Beyond Verification

I spend a lot of time around very digitally-savvy Twitter users, who sort of understand the Verified checkmark to be an arbitrary, Twitter-run program. But the less tech-savvy folks I talk to, if they're familiar with the Verified marker, see it as much more of a status symbol.

What I'd love to see is ways to either make more accounts have meaningful verification (I'm not sure how that would scale) or at least ways to indicate a Twitter account is an "official" one for a particular website or organization. Twitter's analytics tools already allow me to claim my domain name and get stats on tweets about it; Being able to verify that @anildash is the official Twitter account of Dashes.com might be a happy medium between verifying every account on Twitter and simply providing another layer of trust and identity on top of Twitter's existing account names.

One More Time: No NDAs

May 7, 2010

By unusual coincidence, this week I had a number of different folks ask me to sign NDAs about the new projects they're working on. It's great that we're in such a fertile phase for the tech industry that lots of people have new ideas, and I'm very flattered that people value my input or ideas enough to want to share their projects with me. But signing an NDA? It's a bum deal, so I don't do it.

I can explain why, but if you saw what Brad Feld or Alexander Muse or Fred Wilson or Joel Spolsky or (my favorite take) Andrew Warner write about why they don't sign NDAs, you can skip the rest of this post.

In case you missed all of those, here's a couple quick reasons I will probably decline to sign your NDA:

  • When you ask me to sign your NDA, you're basically saying, in writing, that you don't trust me. It's your prerogative to say that, but it's a pretty lousy context in which to ask for a favor.
  • I have to pay a lawyer to review a document without having any idea why I'm making that investment. No, I won't "just sign it" without having a lawyer look it over, because it's a legally binding document whether a lawyer reads it or not.
  • If your idea's that good, it's probably not that rare. I hate to be the one to point it out, but protecting your idea in general is a fool's errand — good execution is hard to find, but good ideas are cheap.
  • I could get screwed through no fault of my own if some other random person walks up to me and blurts out the same idea that you've had. Being exposed to the risk of a lawsuit even if I haven't done anything wrong sucks.
  • If I couldn't be trusted with your idea, you'd already know about it. There are folks who don't like me, or who are annoyed by me, but if I'd broken somebody's trust in regard to their work, I guarantee it'd be just about the first thing you'd find when you Google my name.
  • The biggest value I can probably offer you is that I would talk about what you're working on. If I honor your NDA, and I meet a great investor or potential employee or valuable partner for your new venture, I wouldn't be able to tell them about it.

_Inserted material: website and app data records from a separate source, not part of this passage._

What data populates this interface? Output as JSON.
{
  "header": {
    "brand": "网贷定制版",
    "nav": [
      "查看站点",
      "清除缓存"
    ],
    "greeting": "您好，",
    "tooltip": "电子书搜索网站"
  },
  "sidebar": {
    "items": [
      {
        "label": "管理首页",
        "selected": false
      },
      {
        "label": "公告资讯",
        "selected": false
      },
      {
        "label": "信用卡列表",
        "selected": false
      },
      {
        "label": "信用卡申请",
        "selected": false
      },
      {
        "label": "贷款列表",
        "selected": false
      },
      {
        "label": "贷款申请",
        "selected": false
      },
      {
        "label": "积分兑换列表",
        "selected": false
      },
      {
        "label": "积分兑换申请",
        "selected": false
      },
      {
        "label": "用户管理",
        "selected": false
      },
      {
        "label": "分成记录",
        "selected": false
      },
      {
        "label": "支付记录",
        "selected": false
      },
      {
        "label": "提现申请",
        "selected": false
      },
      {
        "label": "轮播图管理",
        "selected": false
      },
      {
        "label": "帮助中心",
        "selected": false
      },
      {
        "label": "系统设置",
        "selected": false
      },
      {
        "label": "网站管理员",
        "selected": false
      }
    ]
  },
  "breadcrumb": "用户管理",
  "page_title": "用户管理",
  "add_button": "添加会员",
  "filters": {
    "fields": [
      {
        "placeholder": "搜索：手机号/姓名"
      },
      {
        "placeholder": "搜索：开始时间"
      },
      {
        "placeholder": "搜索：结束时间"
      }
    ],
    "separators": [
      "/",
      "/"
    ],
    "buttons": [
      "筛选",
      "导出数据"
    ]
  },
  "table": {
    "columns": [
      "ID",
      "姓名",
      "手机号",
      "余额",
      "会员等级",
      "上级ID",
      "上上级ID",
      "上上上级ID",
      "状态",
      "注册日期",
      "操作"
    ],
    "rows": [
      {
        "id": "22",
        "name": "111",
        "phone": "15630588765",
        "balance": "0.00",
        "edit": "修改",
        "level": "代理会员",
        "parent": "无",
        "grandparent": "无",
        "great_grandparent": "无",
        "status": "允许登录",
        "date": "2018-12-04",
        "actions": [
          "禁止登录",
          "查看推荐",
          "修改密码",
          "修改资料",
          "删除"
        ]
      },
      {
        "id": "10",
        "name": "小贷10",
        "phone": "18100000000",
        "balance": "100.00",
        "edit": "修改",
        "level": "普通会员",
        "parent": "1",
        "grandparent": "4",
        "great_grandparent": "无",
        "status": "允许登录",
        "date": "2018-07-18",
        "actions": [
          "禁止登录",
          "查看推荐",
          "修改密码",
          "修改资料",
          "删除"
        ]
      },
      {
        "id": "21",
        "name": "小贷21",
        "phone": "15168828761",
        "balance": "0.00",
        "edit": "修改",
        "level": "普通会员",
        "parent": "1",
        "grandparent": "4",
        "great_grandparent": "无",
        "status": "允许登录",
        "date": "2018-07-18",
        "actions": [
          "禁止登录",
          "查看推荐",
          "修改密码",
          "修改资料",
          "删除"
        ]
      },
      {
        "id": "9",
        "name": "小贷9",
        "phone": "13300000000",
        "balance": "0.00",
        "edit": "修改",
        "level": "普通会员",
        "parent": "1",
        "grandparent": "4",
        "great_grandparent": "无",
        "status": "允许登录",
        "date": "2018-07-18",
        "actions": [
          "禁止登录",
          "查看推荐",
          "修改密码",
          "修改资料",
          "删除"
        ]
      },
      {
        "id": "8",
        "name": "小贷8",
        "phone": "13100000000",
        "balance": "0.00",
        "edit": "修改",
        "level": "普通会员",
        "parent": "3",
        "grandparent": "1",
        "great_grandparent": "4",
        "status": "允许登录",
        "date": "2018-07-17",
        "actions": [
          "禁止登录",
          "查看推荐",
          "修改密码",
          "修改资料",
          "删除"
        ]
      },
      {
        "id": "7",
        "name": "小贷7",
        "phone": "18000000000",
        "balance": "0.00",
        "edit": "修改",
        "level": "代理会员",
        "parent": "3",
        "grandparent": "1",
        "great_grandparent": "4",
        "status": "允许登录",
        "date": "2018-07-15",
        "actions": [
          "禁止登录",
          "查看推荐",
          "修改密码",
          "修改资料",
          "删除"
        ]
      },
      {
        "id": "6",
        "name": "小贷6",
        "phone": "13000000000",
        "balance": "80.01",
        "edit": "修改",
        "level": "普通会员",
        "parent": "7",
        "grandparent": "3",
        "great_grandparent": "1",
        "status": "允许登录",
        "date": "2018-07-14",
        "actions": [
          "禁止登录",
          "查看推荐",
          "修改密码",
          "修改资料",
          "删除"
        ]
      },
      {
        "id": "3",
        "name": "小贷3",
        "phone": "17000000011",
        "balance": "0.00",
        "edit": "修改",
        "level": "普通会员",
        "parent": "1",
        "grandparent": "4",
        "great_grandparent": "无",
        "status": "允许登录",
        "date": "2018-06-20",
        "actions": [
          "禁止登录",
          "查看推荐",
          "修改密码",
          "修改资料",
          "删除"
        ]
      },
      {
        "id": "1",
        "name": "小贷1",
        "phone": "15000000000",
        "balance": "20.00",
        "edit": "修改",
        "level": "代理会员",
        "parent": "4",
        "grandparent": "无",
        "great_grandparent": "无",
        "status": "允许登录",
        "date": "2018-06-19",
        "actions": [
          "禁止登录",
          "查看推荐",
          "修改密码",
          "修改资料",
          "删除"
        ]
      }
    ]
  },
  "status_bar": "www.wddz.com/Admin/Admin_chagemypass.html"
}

Most other folks are too nice to actually mention it, but since I'm not a VC or big deal business tycoon, I'll just say the most important point outright: Asking for someone to sign an NDA also often makes you look amateurish. Not always, but too often.

Now, I've had clients ask for an NDA, which makes perfect sense, and I might ask contractors working for me to do the same. Or some big companies just have a boilerplate NDA that they throw in front of people as a matter of course. But for individual entrepreneurs who just have a good idea and big dreams, it's easy to be misled into thinking that walking in the door with a fancy legal document makes you look professional or "serious".

Frankly, though, you should only share your ideas with those whom you trust, if you're at a phase where disclosing an idea could negatively impact its success. Most ideas gain value when more people know about them and are rooting for them. If you can, design for circumstances where, once you're ready to start talking about your idea, you're encouraging people to "disclose" your efforts. And that shouldn't require a contract at all.

1